Temporomandibular joint (TMJ) disorder is a common condition that affects millions of people worldwide. While many cases of TMJ disorder can be effectively managed with conservative treatments such as medication, physical therapy, and lifestyle modifications, some patients may require more advanced interventions such as TMJ surgery. Below are the different types of TMJ surgery and their potential benefits and risks.
Arthroscopy is a minimally invasive surgical technique that involves the use of a small, flexible tube called an arthroscope to visualize the joint and surrounding tissues. During this procedure, the surgeon will make a small incision near the joint and insert the arthroscope to examine the joint and identify any abnormalities. If necessary, the surgeon may use specialized instruments to remove damaged tissue or bone spurs, smooth rough surfaces, or release tight muscles or ligaments.
Arthroplasty, also known as joint replacement surgery, involves the complete removal of the damaged joint and replacement with an artificial joint. This procedure is typically reserved for patients who have severe joint damage or degeneration, and who have not responded to other treatments. The artificial joint may be made of metal, plastic, or ceramic materials, and is designed to mimic the natural structure and function of the joint.
Arthrocentesis is a minimally invasive procedure that involves the insertion of a small needle into the joint space to withdraw excess fluid and reduce inflammation. This procedure is typically used to relieve pain and swelling associated with acute episodes of TMJ disorder, and may be combined with other treatments such as medication and physical therapy.
Open Joint Surgery
Open joint surgery is a more invasive procedure that involves the complete opening of the joint to access the underlying structures.

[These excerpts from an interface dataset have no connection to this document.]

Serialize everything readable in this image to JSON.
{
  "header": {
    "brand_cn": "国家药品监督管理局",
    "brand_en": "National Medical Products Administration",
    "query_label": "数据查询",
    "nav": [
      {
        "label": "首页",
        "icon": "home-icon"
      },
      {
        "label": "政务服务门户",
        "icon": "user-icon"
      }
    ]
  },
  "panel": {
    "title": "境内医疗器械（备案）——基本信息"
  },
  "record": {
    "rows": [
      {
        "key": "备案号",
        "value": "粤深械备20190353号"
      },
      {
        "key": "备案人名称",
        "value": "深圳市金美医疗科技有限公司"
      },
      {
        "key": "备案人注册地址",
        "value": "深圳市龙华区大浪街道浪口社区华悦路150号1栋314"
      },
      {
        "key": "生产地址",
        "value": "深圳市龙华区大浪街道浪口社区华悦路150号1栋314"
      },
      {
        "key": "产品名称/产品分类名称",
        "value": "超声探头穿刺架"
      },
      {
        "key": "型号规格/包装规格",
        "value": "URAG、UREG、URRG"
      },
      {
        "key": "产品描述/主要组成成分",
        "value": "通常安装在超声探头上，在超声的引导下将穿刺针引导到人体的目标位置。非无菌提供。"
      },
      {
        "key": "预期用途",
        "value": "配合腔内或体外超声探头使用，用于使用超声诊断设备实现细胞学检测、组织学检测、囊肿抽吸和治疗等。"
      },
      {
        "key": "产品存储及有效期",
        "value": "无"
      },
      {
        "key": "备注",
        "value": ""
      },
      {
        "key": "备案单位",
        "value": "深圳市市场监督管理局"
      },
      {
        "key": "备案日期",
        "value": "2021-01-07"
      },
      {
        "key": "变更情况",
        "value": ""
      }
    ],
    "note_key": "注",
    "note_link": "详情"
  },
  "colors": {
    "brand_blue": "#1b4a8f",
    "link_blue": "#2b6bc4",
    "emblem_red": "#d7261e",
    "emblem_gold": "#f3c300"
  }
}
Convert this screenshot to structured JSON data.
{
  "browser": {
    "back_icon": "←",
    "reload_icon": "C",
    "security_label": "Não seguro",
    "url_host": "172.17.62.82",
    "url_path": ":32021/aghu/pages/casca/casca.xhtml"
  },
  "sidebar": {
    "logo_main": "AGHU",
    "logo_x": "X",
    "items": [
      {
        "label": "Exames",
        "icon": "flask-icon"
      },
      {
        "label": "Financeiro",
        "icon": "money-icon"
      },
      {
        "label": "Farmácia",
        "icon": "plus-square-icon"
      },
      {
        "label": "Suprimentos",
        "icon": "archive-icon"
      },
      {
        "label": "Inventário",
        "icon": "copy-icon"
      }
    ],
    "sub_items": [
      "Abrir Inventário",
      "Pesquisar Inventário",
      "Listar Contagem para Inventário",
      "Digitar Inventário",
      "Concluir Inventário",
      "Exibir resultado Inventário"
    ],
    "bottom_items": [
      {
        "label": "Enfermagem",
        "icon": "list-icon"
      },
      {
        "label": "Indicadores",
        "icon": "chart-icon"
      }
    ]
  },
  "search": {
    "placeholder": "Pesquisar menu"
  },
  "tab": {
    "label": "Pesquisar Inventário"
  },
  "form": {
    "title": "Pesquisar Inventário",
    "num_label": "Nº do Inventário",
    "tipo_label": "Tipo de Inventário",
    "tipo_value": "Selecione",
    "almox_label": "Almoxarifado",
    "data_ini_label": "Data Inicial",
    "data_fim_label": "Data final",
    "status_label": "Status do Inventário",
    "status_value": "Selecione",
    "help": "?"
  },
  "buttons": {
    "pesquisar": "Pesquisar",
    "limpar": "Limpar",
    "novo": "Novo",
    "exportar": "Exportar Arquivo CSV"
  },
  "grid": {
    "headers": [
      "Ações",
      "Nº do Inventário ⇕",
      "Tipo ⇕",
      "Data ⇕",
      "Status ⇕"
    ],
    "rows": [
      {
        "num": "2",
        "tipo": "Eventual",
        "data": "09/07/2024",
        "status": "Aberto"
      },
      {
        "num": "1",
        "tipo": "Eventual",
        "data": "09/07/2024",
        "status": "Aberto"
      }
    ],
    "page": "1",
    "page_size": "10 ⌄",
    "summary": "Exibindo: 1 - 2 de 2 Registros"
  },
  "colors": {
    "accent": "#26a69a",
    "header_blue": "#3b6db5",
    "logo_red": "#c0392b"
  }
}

This procedure may be necessary for patients with severe joint damage or abnormalities, such as a dislocated or fractured jaw. During this procedure, the surgeon may repair or replace damaged structures, remove scar tissue, or realign the jaw to improve overall function and reduce pain.
In some cases, TMJ disorder may be caused by structural abnormalities or misalignment of the jaw. In these cases, jaw surgery may be necessary to correct the underlying problem and improve joint function. There are several different types of jaw surgery, including orthognathic surgery, genioplasty, and maxillomandibular advancement.
Each of these procedures is designed to correct specific types of jaw problems and may involve repositioning or reshaping the bones, muscles, and other tissues in and around the jaw.
Potential Benefits of TMJ Surgery
TMJ surgery may offer several potential benefits for patients with severe or chronic TMJ disorder, including:
- Reduced pain and inflammation
- Improved joint function and range of motion
- Increased stability and support for the jaw
- Improved oral health and hygiene
- Enhanced quality of life
Potential Risks of TMJ Surgery
Like all surgical procedures, TMJ surgery does carry some potential risks and complications, including:
- Nerve damage
- Joint stiffness
- Anesthesia-related complications
It’s important for patients to discuss the potential risks and benefits of TMJ surgery with their surgeon to determine whether surgery is the best option for their individual needs and goals.
TMJ surgery is a complex and specialized field that involves several different types of procedures to treat a range of TMJ disorders. While many cases of TMJ disorder can be effectively managed with conservative treatments, some patients may require more advanced interventions such as surgery.
By working with a qualified and experienced surgeon, patients can explore their options for treatment and make an informed decision about the best approach to managing their TMJ disorder. With proper care and attention, many patients can achieve excellent